* _RECORDS SHOWN_:
════════════════════

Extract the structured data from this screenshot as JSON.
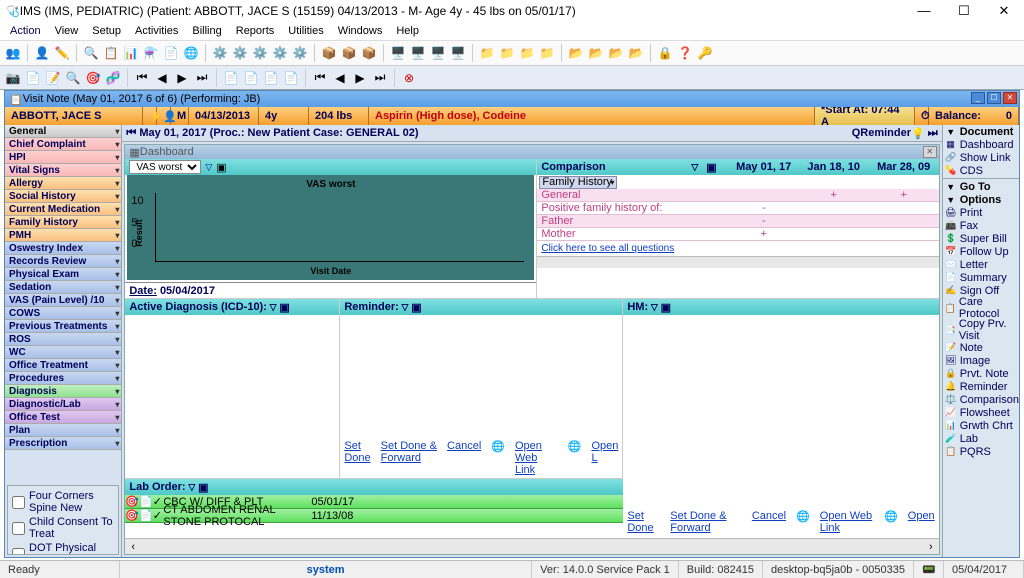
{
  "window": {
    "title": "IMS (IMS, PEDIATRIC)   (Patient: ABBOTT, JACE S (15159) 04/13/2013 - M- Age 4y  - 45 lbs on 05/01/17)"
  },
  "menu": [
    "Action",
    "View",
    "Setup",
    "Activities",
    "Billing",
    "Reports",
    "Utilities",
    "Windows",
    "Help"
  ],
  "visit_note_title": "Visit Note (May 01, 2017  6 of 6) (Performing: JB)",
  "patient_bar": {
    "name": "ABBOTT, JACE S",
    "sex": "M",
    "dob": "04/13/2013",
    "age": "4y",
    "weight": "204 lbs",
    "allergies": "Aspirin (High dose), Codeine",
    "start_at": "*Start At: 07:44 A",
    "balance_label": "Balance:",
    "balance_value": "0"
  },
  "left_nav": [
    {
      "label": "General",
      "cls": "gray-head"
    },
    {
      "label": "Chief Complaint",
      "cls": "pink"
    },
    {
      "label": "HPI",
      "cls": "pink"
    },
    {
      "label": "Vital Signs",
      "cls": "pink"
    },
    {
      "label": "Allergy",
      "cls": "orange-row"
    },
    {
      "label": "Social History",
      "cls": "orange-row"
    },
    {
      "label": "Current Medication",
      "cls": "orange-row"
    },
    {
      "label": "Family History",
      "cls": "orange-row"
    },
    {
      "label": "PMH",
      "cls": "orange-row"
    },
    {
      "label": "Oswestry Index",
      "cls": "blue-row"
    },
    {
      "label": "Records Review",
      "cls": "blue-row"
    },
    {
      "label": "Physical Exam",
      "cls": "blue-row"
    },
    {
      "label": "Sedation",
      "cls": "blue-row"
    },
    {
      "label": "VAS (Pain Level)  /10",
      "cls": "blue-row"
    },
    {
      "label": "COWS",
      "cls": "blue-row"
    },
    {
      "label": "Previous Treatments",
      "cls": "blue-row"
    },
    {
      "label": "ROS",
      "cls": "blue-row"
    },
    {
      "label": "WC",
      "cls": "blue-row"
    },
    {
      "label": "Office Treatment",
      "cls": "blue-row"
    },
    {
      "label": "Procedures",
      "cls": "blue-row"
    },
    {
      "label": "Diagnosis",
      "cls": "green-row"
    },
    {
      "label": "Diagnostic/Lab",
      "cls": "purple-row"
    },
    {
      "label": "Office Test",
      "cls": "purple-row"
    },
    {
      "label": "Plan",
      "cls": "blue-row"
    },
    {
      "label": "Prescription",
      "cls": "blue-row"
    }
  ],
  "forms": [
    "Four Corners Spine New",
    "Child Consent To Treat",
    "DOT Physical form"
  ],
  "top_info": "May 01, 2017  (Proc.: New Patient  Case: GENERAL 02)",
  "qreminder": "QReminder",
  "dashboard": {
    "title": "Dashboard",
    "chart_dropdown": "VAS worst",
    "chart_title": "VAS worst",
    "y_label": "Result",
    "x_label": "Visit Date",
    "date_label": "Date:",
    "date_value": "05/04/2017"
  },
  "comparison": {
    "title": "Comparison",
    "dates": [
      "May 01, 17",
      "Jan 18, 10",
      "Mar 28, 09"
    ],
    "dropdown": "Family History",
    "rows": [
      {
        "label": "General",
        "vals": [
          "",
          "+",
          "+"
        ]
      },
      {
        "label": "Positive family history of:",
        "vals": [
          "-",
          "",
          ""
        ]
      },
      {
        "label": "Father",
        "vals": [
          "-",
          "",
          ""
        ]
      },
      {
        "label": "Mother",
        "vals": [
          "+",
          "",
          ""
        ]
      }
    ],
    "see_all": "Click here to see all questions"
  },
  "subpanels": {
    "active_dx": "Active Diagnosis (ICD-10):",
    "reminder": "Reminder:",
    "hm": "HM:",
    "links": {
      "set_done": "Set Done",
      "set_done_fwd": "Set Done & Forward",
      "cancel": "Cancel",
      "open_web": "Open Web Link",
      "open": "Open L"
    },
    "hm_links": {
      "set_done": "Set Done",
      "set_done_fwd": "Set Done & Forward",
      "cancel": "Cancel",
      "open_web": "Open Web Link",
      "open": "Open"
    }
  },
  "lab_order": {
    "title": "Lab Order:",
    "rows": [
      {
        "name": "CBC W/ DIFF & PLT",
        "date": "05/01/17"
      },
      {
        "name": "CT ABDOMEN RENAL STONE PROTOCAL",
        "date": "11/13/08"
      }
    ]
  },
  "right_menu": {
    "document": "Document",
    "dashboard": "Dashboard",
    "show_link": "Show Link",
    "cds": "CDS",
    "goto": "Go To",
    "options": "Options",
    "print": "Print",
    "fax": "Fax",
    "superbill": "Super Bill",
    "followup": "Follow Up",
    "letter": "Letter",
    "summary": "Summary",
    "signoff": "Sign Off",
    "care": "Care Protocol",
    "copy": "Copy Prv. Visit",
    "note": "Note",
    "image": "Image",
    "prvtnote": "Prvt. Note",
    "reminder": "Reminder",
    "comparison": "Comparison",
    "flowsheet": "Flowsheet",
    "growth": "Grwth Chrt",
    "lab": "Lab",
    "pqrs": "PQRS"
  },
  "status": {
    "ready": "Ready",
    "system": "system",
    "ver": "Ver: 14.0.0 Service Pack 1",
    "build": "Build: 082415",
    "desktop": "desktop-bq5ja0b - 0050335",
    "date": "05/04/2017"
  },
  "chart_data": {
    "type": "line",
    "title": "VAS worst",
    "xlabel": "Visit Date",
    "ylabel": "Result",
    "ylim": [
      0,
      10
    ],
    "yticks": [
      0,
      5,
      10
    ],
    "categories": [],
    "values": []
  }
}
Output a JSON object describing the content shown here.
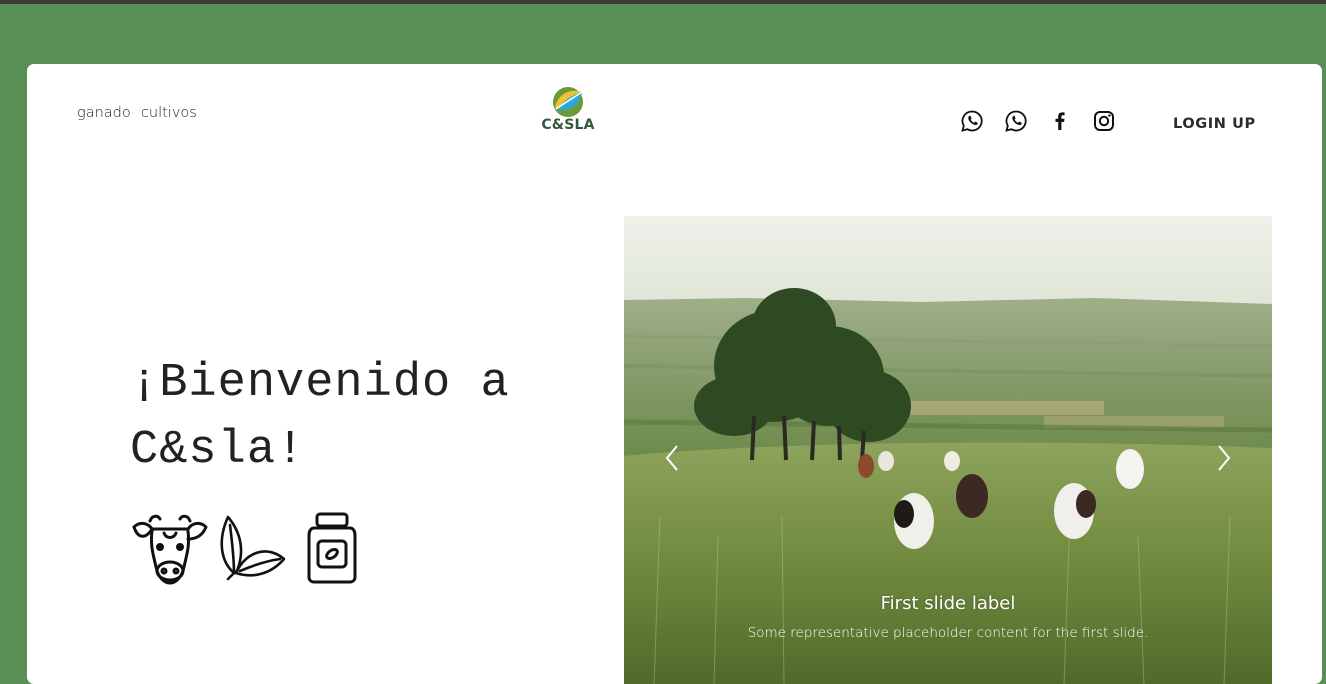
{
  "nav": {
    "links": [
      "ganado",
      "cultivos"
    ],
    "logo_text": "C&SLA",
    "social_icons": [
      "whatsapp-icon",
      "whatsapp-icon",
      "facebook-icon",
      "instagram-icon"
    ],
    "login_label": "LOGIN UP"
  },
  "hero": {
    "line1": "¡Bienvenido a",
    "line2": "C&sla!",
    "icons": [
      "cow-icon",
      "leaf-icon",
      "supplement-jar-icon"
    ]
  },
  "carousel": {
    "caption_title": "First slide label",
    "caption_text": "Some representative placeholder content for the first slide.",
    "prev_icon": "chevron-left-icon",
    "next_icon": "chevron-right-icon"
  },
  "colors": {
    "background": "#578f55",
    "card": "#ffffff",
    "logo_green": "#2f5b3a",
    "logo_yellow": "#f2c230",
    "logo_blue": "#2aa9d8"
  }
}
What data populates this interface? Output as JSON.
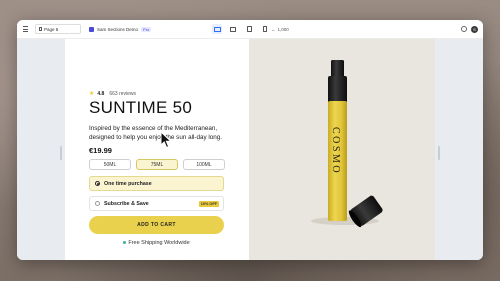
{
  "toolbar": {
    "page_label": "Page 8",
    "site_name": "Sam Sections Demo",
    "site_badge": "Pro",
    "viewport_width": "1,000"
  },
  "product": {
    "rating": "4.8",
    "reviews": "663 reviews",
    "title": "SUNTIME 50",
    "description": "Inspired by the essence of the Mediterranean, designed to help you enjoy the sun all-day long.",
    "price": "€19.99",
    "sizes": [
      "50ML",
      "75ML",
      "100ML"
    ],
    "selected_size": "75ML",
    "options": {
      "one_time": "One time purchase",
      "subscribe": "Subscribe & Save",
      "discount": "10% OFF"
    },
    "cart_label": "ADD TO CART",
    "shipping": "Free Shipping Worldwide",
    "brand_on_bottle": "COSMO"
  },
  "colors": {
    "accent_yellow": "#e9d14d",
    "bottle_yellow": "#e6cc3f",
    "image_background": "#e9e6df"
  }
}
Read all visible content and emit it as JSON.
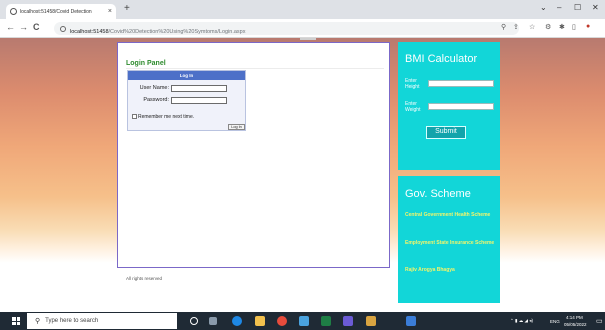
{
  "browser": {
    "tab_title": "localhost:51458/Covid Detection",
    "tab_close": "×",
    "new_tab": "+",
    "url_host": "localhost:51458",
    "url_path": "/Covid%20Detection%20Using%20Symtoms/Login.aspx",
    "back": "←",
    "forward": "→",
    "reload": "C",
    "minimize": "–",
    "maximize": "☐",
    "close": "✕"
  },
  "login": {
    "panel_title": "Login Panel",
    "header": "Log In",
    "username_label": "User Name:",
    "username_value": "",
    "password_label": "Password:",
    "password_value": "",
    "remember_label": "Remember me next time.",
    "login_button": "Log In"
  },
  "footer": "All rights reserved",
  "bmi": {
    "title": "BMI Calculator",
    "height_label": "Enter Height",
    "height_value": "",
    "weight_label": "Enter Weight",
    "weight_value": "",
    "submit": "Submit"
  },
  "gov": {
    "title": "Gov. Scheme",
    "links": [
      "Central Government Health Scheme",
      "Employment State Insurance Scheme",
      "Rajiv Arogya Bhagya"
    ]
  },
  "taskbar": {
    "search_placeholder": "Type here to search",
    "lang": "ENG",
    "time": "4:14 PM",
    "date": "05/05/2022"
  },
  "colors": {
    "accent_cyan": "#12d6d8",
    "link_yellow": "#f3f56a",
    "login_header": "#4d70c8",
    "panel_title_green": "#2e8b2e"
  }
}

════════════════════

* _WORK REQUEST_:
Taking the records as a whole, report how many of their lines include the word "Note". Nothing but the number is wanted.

* _WRITTEN REPLY_:
3